In Ohio, a municipal court judge ordered two teens who had broken into a church to go through town with a donkey and an accompanying sign saying, “Sorry for the Jackass Offense.” In 2005, an Ohio woman abandoned 35 kittens in two parks, resulting in the death of nine of the kittens. The judge gave the woman a choice between 90 days in jail for domestic animal abandonment, and 14 days in jail, 15 days under house arrest, monetary donations to the Humane Society, and one night alone in the woods. She chose the latter punishment and spent a night alone in the woods without food, water or entertainment. The same judge had previously punished high-school students who had vandalized school buses by making them throw a picnic for the grade-school students whose outing was canceled due to the vandalism. He also ordered a man who had hollered “pigs” at police officers to stand on a street corner next to a 350-pound pig holding a sign that said, “This is not a police officer.”
I like the concept of judges coming up with creative punishments to teach people a lesson. Many have criticized these sentences as being harsh and cruel, but I think that they can act as a sufficient deterrent to future crimes and negative behavior in certain cases. District attorneys and judges faced with overcrowded prisons and decreasing financial resources might find these sentences to be effective.
I’m not literally advocating an eye for an eye. If someone poked another person’s eye out by negligence or intentionally, the victim should not be able to give the other person a Three Stooges poke in the eye for retribution. That would be cruel and unusual punishment. Likewise, I don’t think that a convicted rapist should be forced to endure being raped by someone else.
However, I could see it working in DUI cases, where someone who is convicted of DUI should be mandated to attend victim impact panels, forced to visit and spend time with, let’s say five to 10 families who had loved ones killed or seriously injured by drunk drivers, and/or have to put a sign in his or her front lawn indicating that they were convicted for DUI. Too many times, DUI offenders get light punishments, such as 48 hours behind bars, a few weeks of house arrest, probation, a small fine, and litter pickup.
Alternative sentencing could also be appropriate in dealing with low-level, nonviolent offenders, such as shoplifters.

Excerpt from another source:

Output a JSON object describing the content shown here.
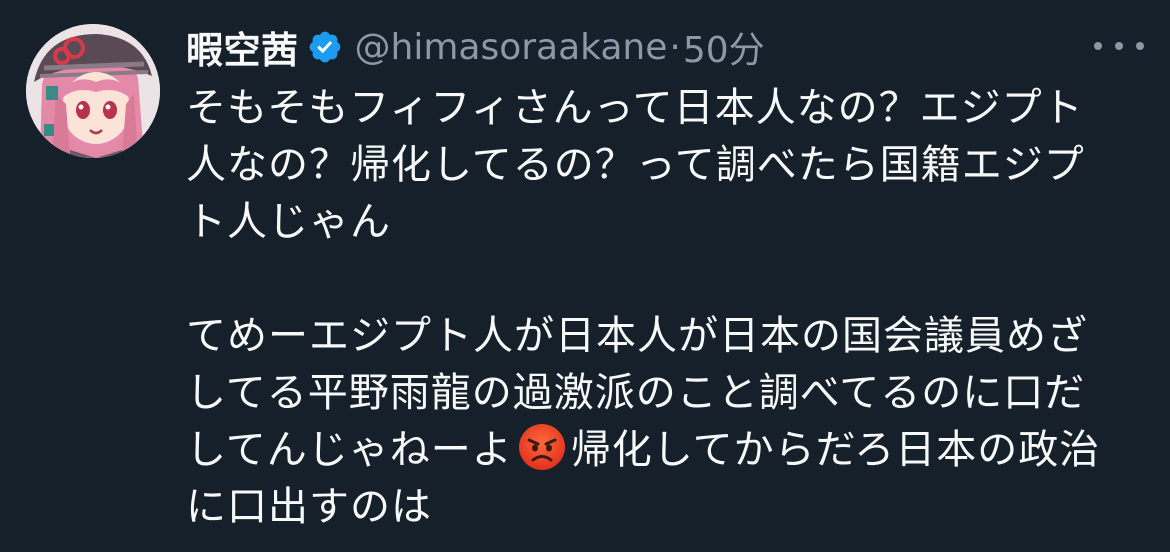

Sometimes it might be best if these shame punishments were used as alternatives instead of mandates. Judges could impose a sentence and then give the convicted person the option of decreasing their jail time by going through the shame punishment.
At any rate, we shouldn’t be splitting hairs about the Utah judge’s ponytail decision. He did the right thing.
Larry Atkins, a lawyer and a journalist, teaches journalism at Temple University and Arcadia University. He has written for the Baltimore Sun, Chicago Tribune, Dallas Morning News, Huffington Post, NPR, Philadelphia Inquirer, and others.